“We’re all sitting there thinking, ‘Man, I’ve got to reevaluate what I’m doing as a player,’” Wade told Michael Wallace of ESPN in 2015. “That set the tone for pretty much everybody. But that’s always been Kobe.”
For a time, LeBron seemed reluctant to point to Bryant’s example as motivation to find a new competitive level. “It’s not like I took anything back” from China, he once said. That’s not entirely true, of course: LeBron left Beijing with a gold medal (thanks in part to Bryant taking over in the fourth quarter and putting the Spaniards to bed) and stronger bonds with 2003 draftmates Wade and Bosh, which laid the groundwork for the eventual championship team-up in Miami, which led to him wresting the title of the world’s best player away from Bryant in the early 2010s.
When they reconvened for the 2012 London Olympics, it was James who led the way for Team USA, capping a year for the ages—MVP, NBA champion, Finals MVP, and Olympic gold—to firmly entrench himself atop the sport. In the years that followed, LeBron rose, becoming a Finals mainstay suddenly aiming even higher in the historical ranks, while Bryant receded, thanks to failed superteam dreams, devastating injuries, and the march of Father Time.

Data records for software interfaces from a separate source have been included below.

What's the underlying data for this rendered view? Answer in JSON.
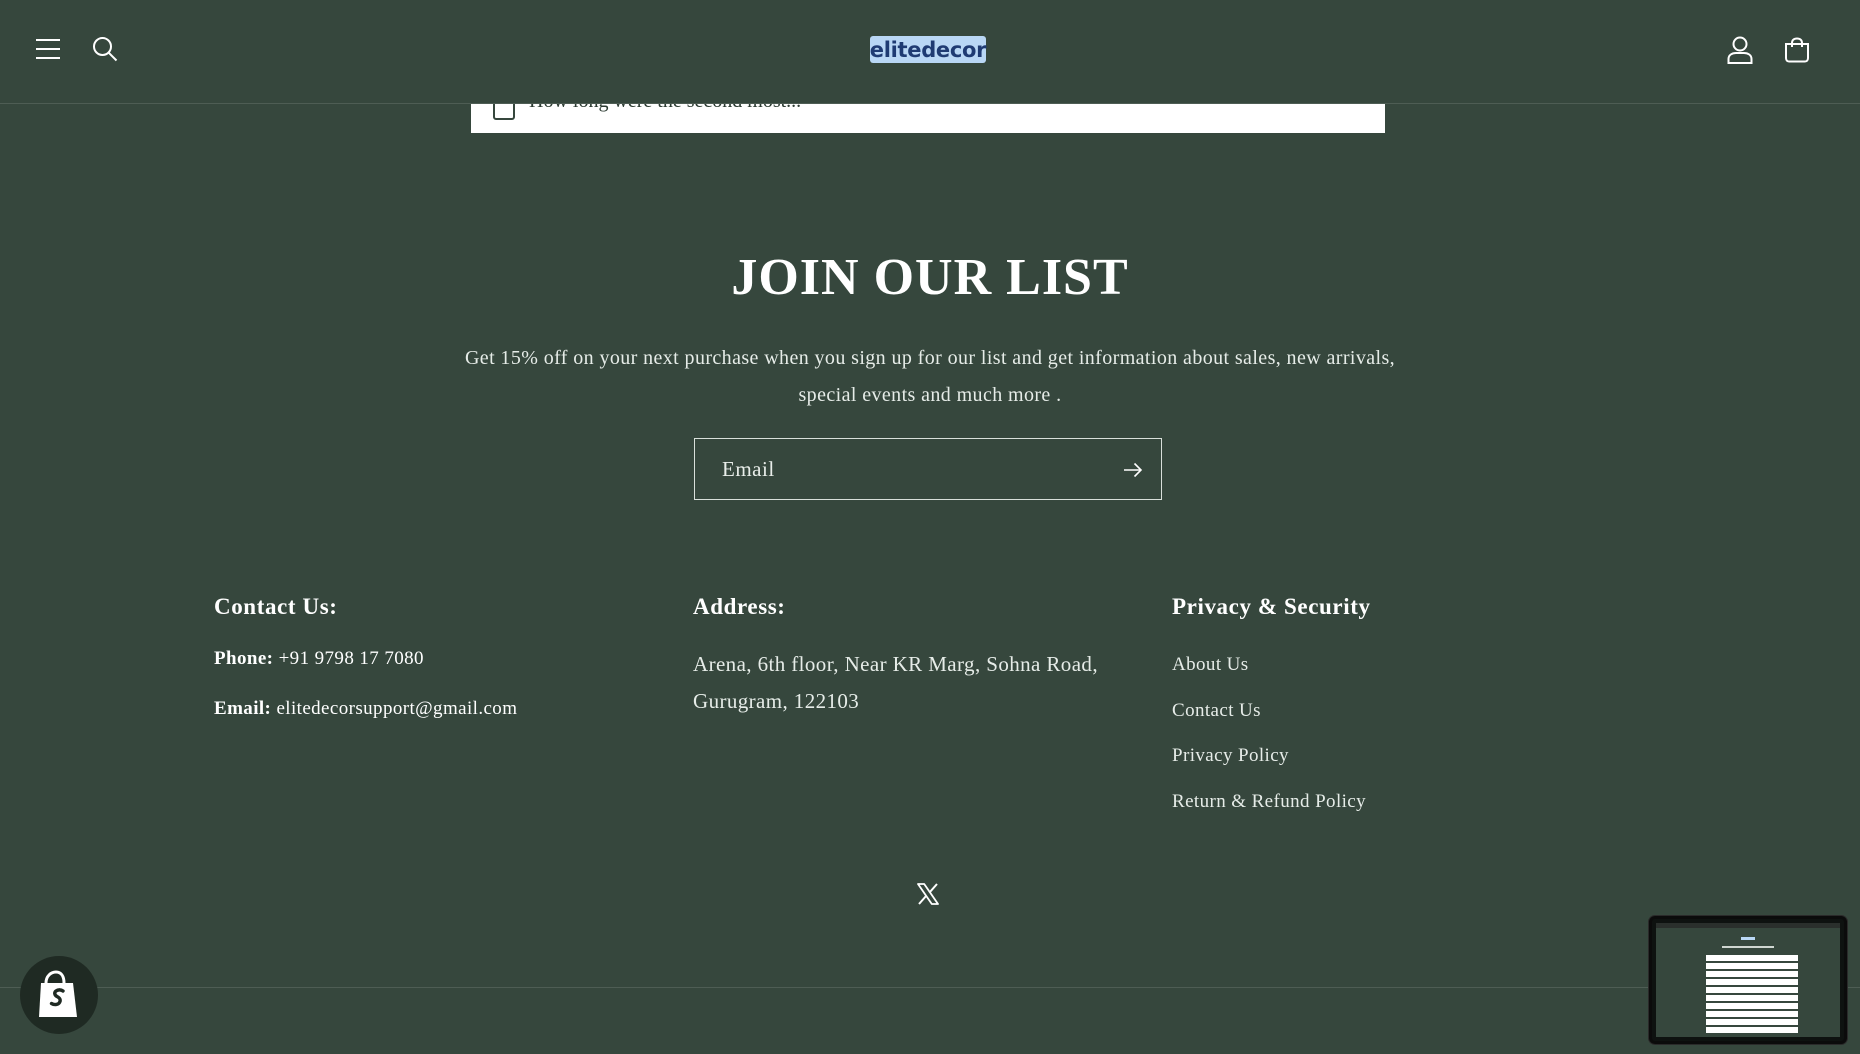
{
  "header": {
    "logo_text": "elitedecor"
  },
  "faq_partial": {
    "question": "How long were the second most..."
  },
  "newsletter": {
    "title": "JOIN OUR LIST",
    "description": "Get 15% off on your next purchase when you sign up for our list and get information about sales, new arrivals, special events and much more .",
    "email_placeholder": "Email"
  },
  "footer": {
    "contact": {
      "heading": "Contact Us:",
      "phone_label": "Phone:",
      "phone_value": "+91 9798 17 7080",
      "email_label": "Email:",
      "email_value": "elitedecorsupport@gmail.com"
    },
    "address": {
      "heading": "Address:",
      "text": "Arena, 6th floor, Near KR Marg, Sohna Road, Gurugram, 122103"
    },
    "links": {
      "heading": "Privacy & Security",
      "items": [
        "About Us",
        "Contact Us",
        "Privacy Policy",
        "Return & Refund Policy"
      ]
    }
  },
  "icons": {
    "menu": "hamburger-menu-icon",
    "search": "search-icon",
    "account": "user-icon",
    "cart": "cart-icon",
    "submit": "arrow-right-icon",
    "social": "x-twitter-icon",
    "badge": "shopify-bag-icon"
  },
  "colors": {
    "background": "#36473d",
    "logo_bg": "#b9d7f5",
    "logo_text": "#1f3b73",
    "text": "#ffffff"
  }
}
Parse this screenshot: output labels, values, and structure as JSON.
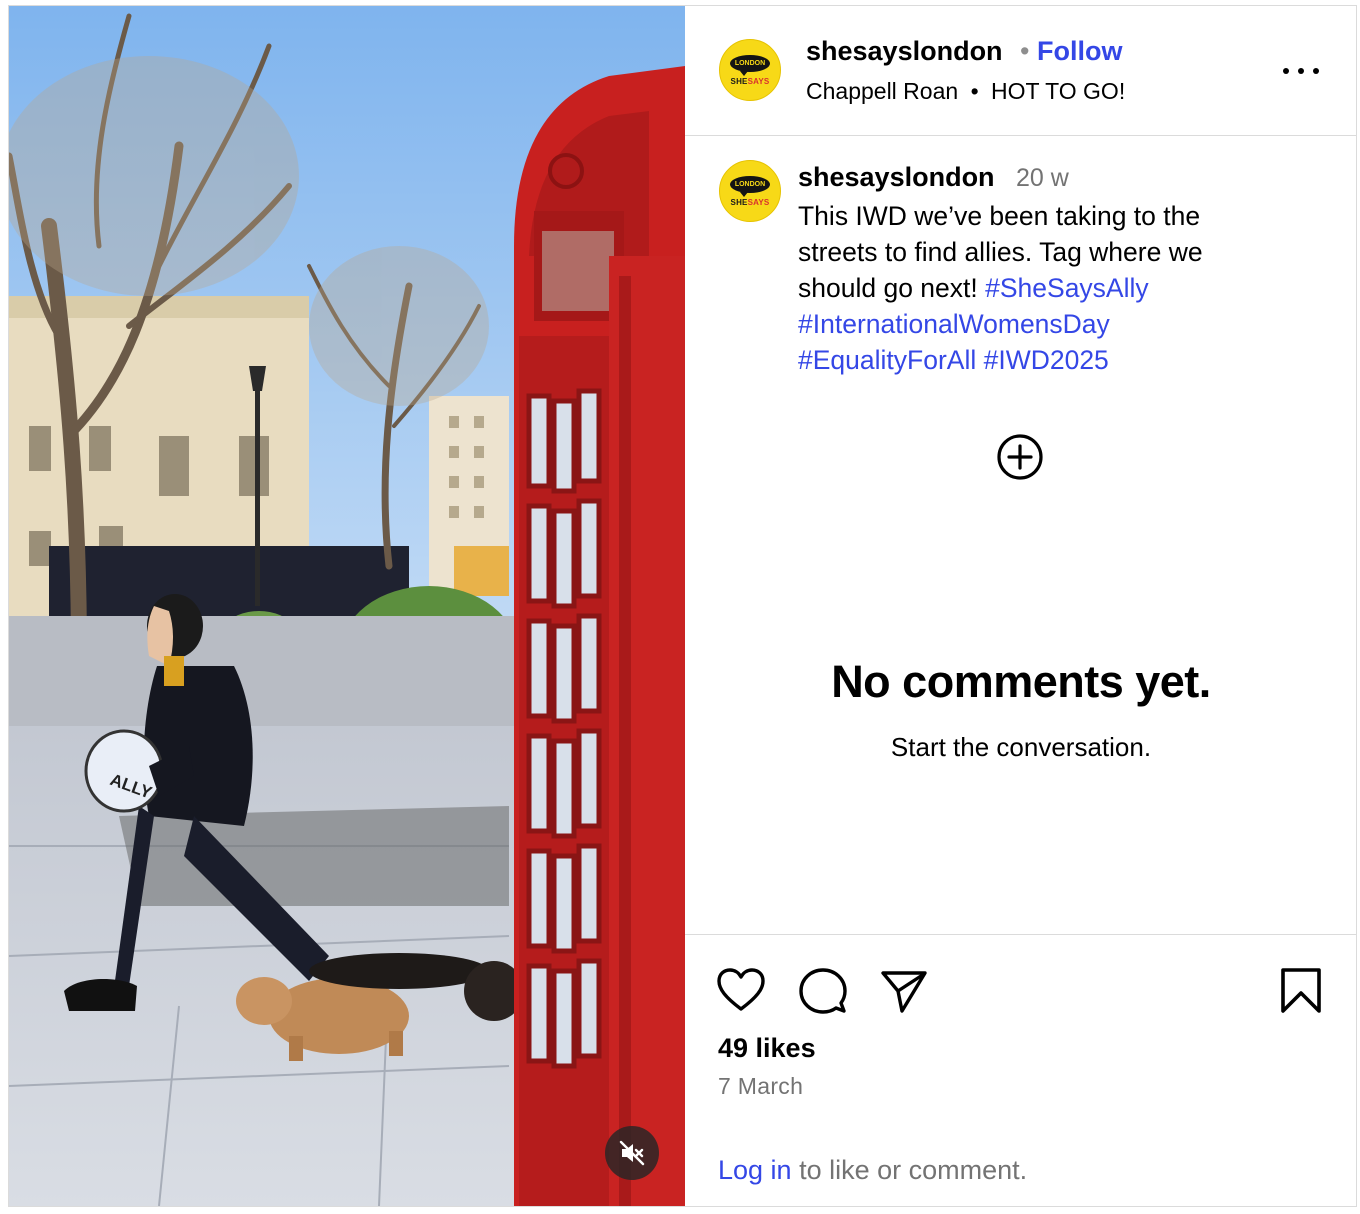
{
  "media": {
    "signboard_text": "ALLY",
    "mute_icon": "speaker-muted-icon"
  },
  "header": {
    "username": "shesayslondon",
    "separator": "•",
    "follow_label": "Follow",
    "audio_artist": "Chappell Roan",
    "audio_separator": "•",
    "audio_track": "HOT TO GO!",
    "more_icon": "more-options-icon"
  },
  "avatar": {
    "bubble_text": "LONDON",
    "brand_she": "SHE",
    "brand_says": "SAYS"
  },
  "caption": {
    "username": "shesayslondon",
    "time": "20 w",
    "text": "This IWD we’ve been taking to the streets to find allies. Tag where we should go next!",
    "hashtags": [
      "#SheSaysAlly",
      "#InternationalWomensDay",
      "#EqualityForAll",
      "#IWD2025"
    ]
  },
  "comments": {
    "empty_title": "No comments yet.",
    "empty_subtitle": "Start the conversation."
  },
  "footer": {
    "likes": "49 likes",
    "date": "7 March",
    "login_link": "Log in",
    "login_rest": " to like or comment."
  },
  "colors": {
    "link_blue": "#3447e6",
    "muted_gray": "#737373",
    "border": "#dbdbdb",
    "phone_box_red": "#c8201f",
    "avatar_yellow": "#f7d917"
  }
}
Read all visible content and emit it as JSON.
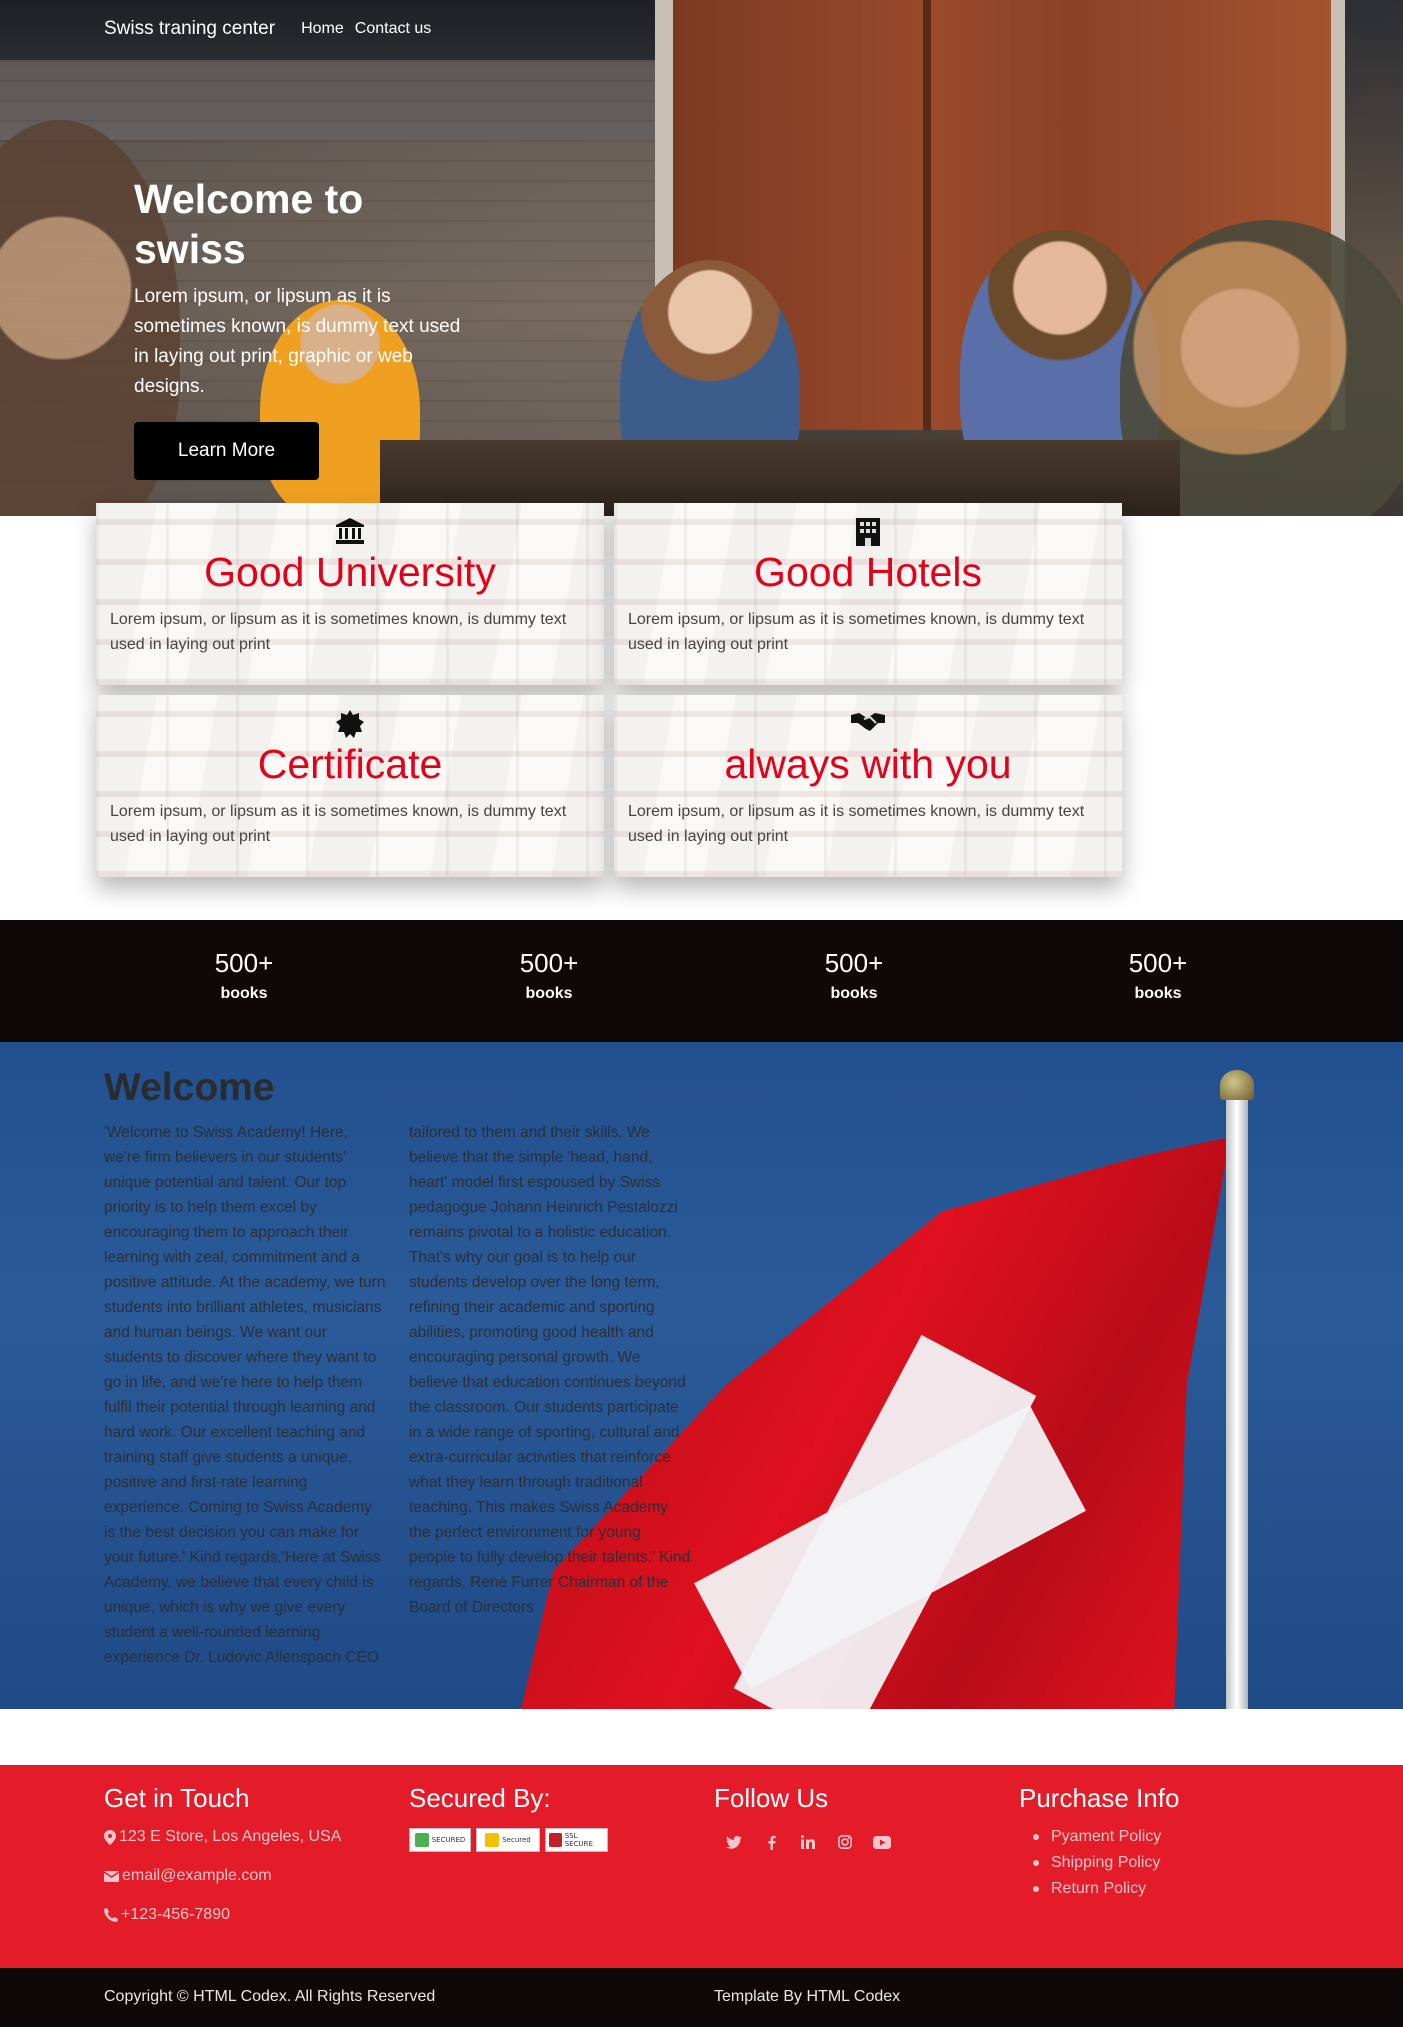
{
  "nav": {
    "brand": "Swiss traning center",
    "links": [
      "Home",
      "Contact us"
    ]
  },
  "hero": {
    "title": "Welcome to swiss",
    "subtitle": "Lorem ipsum, or lipsum as it is sometimes known, is dummy text used in laying out print, graphic or web designs.",
    "button": "Learn More"
  },
  "features": [
    {
      "icon": "university-icon",
      "title": "Good University",
      "desc": "Lorem ipsum, or lipsum as it is sometimes known, is dummy text used in laying out print"
    },
    {
      "icon": "hotel-icon",
      "title": "Good Hotels",
      "desc": "Lorem ipsum, or lipsum as it is sometimes known, is dummy text used in laying out print"
    },
    {
      "icon": "certificate-icon",
      "title": "Certificate",
      "desc": "Lorem ipsum, or lipsum as it is sometimes known, is dummy text used in laying out print"
    },
    {
      "icon": "handshake-icon",
      "title": "always with you",
      "desc": "Lorem ipsum, or lipsum as it is sometimes known, is dummy text used in laying out print"
    }
  ],
  "stats": [
    {
      "value": "500+",
      "label": "books"
    },
    {
      "value": "500+",
      "label": "books"
    },
    {
      "value": "500+",
      "label": "books"
    },
    {
      "value": "500+",
      "label": "books"
    }
  ],
  "welcome": {
    "title": "Welcome",
    "col1": "'Welcome to Swiss Academy! Here, we're firm believers in our students' unique potential and talent. Our top priority is to help them excel by encouraging them to approach their learning with zeal, commitment and a positive attitude. At the academy, we turn students into brilliant athletes, musicians and human beings. We want our students to discover where they want to go in life, and we're here to help them fulfil their potential through learning and hard work. Our excellent teaching and training staff give students a unique, positive and first-rate learning experience. Coming to Swiss Academy is the best decision you can make for your future.' Kind regards,'Here at Swiss Academy, we believe that every child is unique, which is why we give every student a well-rounded learning experience Dr. Ludovic Allenspach CEO",
    "col2": "tailored to them and their skills. We believe that the simple 'head, hand, heart' model first espoused by Swiss pedagogue Johann Heinrich Pestalozzi remains pivotal to a holistic education. That's why our goal is to help our students develop over the long term, refining their academic and sporting abilities, promoting good health and encouraging personal growth. We believe that education continues beyond the classroom. Our students participate in a wide range of sporting, cultural and extra-curricular activities that reinforce what they learn through traditional teaching. This makes Swiss Academy the perfect environment for young people to fully develop their talents.' Kind regards, René Furrer Chairman of the Board of Directors"
  },
  "footer": {
    "contact": {
      "heading": "Get in Touch",
      "address": "123 E Store, Los Angeles, USA",
      "email": "email@example.com",
      "phone": "+123-456-7890"
    },
    "secured": {
      "heading": "Secured By:",
      "seals": [
        "SECURED",
        "Secured",
        "SSL SECURE"
      ]
    },
    "follow": {
      "heading": "Follow Us",
      "icons": [
        "twitter-icon",
        "facebook-icon",
        "linkedin-icon",
        "instagram-icon",
        "youtube-icon"
      ]
    },
    "purchase": {
      "heading": "Purchase Info",
      "items": [
        "Pyament Policy",
        "Shipping Policy",
        "Return Policy"
      ]
    }
  },
  "copyright": {
    "left": "Copyright © HTML Codex. All Rights Reserved",
    "right": "Template By HTML Codex"
  },
  "colors": {
    "accent": "#e41b28",
    "card_title": "#e3001b",
    "dark": "#0e0808"
  }
}
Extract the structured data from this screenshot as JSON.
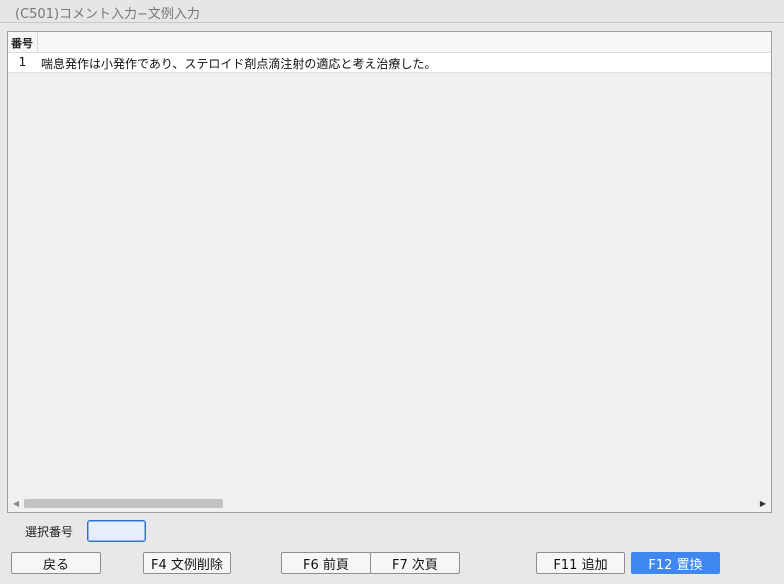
{
  "window": {
    "title": "(C501)コメント入力−文例入力"
  },
  "grid": {
    "column_header": "番号",
    "rows": [
      {
        "number": "1",
        "text": "喘息発作は小発作であり、ステロイド剤点滴注射の適応と考え治療した。"
      }
    ]
  },
  "selection": {
    "label": "選択番号",
    "value": ""
  },
  "buttons": {
    "back": "戻る",
    "f4": "F4 文例削除",
    "f6": "F6 前頁",
    "f7": "F7 次頁",
    "f11": "F11 追加",
    "f12": "F12 置換"
  },
  "colors": {
    "primary_button": "#3f86f0",
    "focus_border": "#2a6fd6"
  },
  "icons": {
    "scroll_left": "scroll-left-arrow-icon",
    "scroll_right": "scroll-right-arrow-icon"
  }
}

That change in dynamic, and Bryant’s subsequent retirement, evidently altered and improved the relationship between the two stars. On an episode of his podcast reacting to Bryant’s death, Brian Windhorst said LeBron and Kobe’s relationship had really blossomed in recent years. Ramona Shelburne struck a similar note, saying that they had begun “to develop the relationship that both of them had always wanted to have.” That’s over now, which is cruel and crushing. What’s left is what’s next—creating whatever meaning you can out of the fickle whims of fate, and figuring out how to put one foot in front of the other.
For LeBron and the rest of the Lakers, that starts against the Trail Blazers—their first game back, their first tentative steps in this terrible new normal. For LeBron, it sounds like that means accepting Kobe’s challenge. “God gave me wide shoulders for a reason,” James reportedly said in a Lakers team lunch on Tuesday, according to Bill Oram of The Athletic. On them rests the burden of continuing to move the game, his teammates, a franchise, a city, and a world full of fans, forward, in pursuit of the singular focus of Kobe’s career.
The rest of us will keep trying to figure out where to go from here. LeBron has set his course: He’s going to make Kobe proud by leading the franchise he loved to a championship, by assuming the “responsibility to put this shit on my back and keep it going.” Maybe he’s not ready. Maybe none of us are. But here he goes.